But how do we strive for more when the very values embedded within us hold us back in the real world?


Myths about the bamboo ceiling

We need to change our frame of thinking and behavior to break through invisible barriers. Below are solutions to identify and debunk the bamboo ceiling assumptions and instincts that are ingrained in us.

1. Do not disagree with people.

Chinese culture taught me to hold my tongue and “bear all.” Contrary to this notion, my experience has shown me that people respect you more when you disagree. Don’t be passive to someone who has stronger opinions than you. Questioning assumptions and sharing your own opinions will garner you respect, demonstrate passion, and build your own self-confidence.

2. It is rude to ask for more.

Chinese culture is about generosity. As a host, you should always offer more to your guest. As a guest, do not ask for anything. I have learned that this notion has hurt me in salary negotiations and promotions because I felt guilty and greedy asking for more. Instead, I’ve started forcing myself to practice asking for more, in order to overcome that fear.

Ever the conservative parents, my mom and dad warned me about asking for too much, afraid my would-be employers would rescind their offers. For my past two jobs, I have negotiated relentlessly with competing offers. I’m happy to say no one has rescinded their offers. In fact, a company values you more when you value yourself first.

3. Being loud is bad.

Being extroverted and speaking your mind as a girl is generally viewed as unattractive. My cousin told me that I scare away men because I spoke “too forcefully.” Another friend’s mom said I was “too manly.” Don’t take this cultural norm at face value — know when to speak up.

Just like in my ESL class, my teacher mistook my silence for incomprehension. If you’re the only one silent in a meeting, your manager and coworkers may think that you are 1) too smart to participate, or 2) have no thoughts to share with the team. Both assumptions will hurt you. Try speaking up. Have an ally in a meeting who will back you up if you don’t feel comfortable at first.

4. Do not brag.

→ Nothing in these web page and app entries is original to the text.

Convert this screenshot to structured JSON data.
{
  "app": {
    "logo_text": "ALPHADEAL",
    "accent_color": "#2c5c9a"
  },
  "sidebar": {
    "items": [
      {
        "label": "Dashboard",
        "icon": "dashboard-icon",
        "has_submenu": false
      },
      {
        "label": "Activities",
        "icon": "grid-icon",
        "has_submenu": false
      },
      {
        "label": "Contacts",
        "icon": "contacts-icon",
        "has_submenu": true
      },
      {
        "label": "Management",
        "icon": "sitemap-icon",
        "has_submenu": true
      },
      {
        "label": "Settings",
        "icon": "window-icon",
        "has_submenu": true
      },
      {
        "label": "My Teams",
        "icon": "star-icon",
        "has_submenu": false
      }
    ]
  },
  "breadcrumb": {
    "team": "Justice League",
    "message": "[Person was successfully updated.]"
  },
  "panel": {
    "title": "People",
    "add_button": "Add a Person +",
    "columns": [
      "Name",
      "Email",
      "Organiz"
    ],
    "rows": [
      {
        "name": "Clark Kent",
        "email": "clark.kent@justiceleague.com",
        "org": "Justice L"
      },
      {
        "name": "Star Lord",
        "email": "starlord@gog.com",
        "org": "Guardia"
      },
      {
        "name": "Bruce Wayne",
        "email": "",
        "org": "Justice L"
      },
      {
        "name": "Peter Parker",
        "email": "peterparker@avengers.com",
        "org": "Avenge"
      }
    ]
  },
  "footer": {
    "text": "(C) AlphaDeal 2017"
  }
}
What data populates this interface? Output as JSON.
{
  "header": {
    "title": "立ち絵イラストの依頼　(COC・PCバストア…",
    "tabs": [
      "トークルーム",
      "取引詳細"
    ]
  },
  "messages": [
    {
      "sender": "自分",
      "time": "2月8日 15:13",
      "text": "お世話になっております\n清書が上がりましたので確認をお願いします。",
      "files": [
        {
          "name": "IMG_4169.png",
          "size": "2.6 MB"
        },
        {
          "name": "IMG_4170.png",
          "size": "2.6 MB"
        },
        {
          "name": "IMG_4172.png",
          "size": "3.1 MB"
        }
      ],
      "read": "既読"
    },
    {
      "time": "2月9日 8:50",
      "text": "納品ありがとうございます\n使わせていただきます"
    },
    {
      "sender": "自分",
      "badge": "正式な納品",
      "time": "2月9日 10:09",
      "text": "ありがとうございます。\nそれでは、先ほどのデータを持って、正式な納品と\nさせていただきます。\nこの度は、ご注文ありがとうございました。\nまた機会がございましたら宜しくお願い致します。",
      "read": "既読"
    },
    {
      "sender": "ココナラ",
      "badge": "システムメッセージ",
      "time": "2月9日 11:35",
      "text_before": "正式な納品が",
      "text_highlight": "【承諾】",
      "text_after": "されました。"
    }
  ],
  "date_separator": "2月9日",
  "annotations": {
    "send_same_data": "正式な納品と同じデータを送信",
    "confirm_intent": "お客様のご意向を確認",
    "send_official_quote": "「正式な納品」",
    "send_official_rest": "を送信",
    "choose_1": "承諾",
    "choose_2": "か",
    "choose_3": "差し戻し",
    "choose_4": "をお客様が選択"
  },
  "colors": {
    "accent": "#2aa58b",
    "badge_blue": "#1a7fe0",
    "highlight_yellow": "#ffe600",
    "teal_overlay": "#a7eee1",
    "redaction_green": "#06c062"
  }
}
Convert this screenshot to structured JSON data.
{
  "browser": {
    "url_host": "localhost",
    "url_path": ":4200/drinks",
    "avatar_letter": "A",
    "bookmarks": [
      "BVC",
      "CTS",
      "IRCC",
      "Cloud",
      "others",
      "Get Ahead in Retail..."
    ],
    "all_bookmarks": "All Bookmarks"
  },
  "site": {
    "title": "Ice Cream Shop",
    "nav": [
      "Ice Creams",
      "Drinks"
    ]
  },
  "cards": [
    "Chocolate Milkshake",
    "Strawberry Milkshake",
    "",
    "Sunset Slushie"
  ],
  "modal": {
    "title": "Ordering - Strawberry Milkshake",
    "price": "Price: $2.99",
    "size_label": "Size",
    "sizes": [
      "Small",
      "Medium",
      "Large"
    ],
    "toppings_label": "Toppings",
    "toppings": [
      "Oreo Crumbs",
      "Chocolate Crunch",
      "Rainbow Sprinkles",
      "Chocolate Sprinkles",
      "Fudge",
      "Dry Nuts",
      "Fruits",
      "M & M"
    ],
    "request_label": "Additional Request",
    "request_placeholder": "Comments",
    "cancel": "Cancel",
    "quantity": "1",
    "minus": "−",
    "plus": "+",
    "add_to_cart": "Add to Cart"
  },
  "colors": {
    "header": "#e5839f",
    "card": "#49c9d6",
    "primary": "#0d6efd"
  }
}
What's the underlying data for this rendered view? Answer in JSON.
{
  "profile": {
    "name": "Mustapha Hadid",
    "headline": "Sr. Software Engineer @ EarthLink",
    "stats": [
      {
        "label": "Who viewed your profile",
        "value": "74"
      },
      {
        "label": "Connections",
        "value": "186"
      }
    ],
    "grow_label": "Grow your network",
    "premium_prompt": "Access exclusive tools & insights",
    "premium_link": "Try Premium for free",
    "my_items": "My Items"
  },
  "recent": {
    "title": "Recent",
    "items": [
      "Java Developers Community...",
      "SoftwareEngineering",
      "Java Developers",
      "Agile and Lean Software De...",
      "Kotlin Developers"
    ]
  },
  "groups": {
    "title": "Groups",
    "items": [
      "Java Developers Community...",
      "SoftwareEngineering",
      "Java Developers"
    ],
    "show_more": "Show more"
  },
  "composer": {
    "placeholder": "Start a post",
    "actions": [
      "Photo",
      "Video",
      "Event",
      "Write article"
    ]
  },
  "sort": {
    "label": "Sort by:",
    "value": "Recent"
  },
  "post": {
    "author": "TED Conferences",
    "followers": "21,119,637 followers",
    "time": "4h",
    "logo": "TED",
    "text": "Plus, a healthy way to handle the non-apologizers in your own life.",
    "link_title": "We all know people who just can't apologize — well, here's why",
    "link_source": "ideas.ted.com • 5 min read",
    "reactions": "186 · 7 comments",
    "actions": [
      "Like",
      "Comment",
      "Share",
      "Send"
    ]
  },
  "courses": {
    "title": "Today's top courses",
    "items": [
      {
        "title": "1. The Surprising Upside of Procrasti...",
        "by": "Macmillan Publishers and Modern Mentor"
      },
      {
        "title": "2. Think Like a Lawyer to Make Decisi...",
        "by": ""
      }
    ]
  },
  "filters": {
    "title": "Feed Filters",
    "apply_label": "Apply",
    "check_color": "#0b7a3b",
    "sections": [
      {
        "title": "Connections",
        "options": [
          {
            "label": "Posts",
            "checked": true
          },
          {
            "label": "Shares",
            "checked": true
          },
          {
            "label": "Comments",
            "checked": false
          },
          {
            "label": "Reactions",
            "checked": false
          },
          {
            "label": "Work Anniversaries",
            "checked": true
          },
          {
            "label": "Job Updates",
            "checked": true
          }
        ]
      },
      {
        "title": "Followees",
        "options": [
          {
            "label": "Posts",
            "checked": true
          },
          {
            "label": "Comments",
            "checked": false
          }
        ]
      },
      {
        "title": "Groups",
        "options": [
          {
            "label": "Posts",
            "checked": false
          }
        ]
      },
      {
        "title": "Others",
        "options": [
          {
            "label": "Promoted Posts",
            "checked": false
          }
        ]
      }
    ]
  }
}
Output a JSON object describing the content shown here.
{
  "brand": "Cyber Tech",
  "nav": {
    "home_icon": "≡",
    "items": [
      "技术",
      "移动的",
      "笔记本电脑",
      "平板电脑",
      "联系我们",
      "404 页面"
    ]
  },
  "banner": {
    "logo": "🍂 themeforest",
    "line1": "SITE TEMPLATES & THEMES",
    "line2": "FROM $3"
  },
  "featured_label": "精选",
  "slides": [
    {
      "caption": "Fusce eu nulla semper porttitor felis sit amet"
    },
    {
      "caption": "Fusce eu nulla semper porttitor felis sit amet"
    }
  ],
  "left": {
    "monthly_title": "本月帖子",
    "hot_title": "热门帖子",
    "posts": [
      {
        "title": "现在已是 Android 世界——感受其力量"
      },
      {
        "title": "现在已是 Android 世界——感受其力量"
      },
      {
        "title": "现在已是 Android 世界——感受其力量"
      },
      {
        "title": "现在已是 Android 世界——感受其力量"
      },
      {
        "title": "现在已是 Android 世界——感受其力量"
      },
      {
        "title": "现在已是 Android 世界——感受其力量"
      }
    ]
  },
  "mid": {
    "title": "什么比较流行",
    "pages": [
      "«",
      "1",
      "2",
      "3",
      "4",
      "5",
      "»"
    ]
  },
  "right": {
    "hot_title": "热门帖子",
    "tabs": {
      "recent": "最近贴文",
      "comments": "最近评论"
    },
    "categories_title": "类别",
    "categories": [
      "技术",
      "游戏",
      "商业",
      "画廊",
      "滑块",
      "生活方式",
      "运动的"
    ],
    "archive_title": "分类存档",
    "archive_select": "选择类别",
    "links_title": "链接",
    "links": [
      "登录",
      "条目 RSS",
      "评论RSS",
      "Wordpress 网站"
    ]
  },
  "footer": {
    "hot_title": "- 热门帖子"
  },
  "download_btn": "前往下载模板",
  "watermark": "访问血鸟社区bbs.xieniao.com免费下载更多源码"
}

There is a difference between good bragging and douchey bragging. Douchey bragging is when you are pompous and arrogant. Douches brag to other douches just to prove they’re the alpha douche. Good bragging is sharing your wins and providing proof of what you are good at so next time when someone needs something, they can count on you. I try to start all my 1:1s with a wins list.


I am afraid of breaking the bamboo ceiling

Sometimes I struggle with debunking all these assumptions. Sometimes I write a blog post I feel passionately about but fear people will perceive me as an angry Asian woman. Sometimes I feel guilty asking for a vacation. Sometimes I still ask for permission, instead of forgiveness.

But I push past these fears. Like exposure therapy, I try to test each one by putting myself in an uncomfortable situation. I present at conferences and participate in Product Debaters events even thought I burn myself out with anxiety before public speaking. I go through great lengths breaking down the barrier between fear and reality. I call my anxiety “productive discomfort” because it has the power to shatter the bamboo ceiling.

I love opening my mouth in a meeting and surprising people. I love debunking assumptions. I love arguing with people now. Sometimes I get really heated in product, design, social issues debates and need to walk it off. I cool down but I don’t back down. I have opinions; I have a lot of them and share them freely.

I am not afraid of being called “an angry Asian woman” like Margaret Cho or Kristina Wong because I realize these are labels for people who make you feel uncomfortable. I want to make you feel uncomfortable so that you question your assumptions on race, gender, and unconscious bias in tech and the world at large. I feel deeply about gender, cultural diversity, cognitive diversity, and cracking the bamboo ceiling. And will do anything in my power to help champion others.

Like June in The Joy Luck Club, I have found my voice through writing. I will no longer remain silent like I did in the back of that Subaru. I have found my voice. So the next time (and every time) someone assumes I’m a meek Asian woman, I am going to speak up. And walk away hearing the bamboo cracking.

Written on Shuttle #commuterwritersgroup